** Exercise details **
Hunt for the word "placeholder" across the entries below, copying each line that holds it.

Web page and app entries
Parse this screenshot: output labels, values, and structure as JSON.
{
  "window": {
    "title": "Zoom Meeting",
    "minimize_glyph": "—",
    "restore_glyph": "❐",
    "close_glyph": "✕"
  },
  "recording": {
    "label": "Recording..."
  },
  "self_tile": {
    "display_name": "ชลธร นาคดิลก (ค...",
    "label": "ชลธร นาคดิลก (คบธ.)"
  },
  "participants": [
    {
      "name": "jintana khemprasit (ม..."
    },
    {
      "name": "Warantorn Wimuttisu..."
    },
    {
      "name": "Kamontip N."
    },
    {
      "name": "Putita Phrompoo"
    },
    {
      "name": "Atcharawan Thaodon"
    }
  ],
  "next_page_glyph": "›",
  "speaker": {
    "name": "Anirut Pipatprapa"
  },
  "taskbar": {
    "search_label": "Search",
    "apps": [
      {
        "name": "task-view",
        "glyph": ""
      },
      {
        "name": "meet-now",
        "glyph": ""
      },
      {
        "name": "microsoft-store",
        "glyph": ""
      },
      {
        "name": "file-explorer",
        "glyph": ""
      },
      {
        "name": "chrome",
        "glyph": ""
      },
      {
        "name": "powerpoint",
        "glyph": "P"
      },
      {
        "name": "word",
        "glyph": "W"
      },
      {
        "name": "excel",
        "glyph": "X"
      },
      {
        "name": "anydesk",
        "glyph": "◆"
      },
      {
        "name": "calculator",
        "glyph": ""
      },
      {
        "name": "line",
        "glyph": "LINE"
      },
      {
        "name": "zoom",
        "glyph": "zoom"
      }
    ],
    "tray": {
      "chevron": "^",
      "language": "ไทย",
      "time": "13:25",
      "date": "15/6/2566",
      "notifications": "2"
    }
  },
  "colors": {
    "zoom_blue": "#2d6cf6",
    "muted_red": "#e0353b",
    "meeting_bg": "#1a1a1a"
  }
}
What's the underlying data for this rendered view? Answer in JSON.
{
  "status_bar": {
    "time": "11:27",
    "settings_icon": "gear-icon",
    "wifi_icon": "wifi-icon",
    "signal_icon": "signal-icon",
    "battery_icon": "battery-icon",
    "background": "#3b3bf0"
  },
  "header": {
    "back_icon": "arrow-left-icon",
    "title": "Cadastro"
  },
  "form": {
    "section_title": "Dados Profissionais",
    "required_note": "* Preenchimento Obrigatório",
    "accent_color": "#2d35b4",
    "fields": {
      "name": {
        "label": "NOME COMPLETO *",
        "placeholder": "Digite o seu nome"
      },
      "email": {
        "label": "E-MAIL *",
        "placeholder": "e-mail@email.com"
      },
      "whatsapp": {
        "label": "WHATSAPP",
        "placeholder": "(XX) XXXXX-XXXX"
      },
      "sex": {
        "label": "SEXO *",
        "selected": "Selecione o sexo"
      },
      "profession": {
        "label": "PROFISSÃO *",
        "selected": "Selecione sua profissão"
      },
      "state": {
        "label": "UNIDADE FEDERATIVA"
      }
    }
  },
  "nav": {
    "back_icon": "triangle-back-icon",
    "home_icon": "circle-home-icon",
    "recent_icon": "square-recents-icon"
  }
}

** Exercise result **
        "placeholder": "Digite o seu nome"
        "placeholder": "e-mail@email.com"
        "placeholder": "(XX) XXXXX-XXXX"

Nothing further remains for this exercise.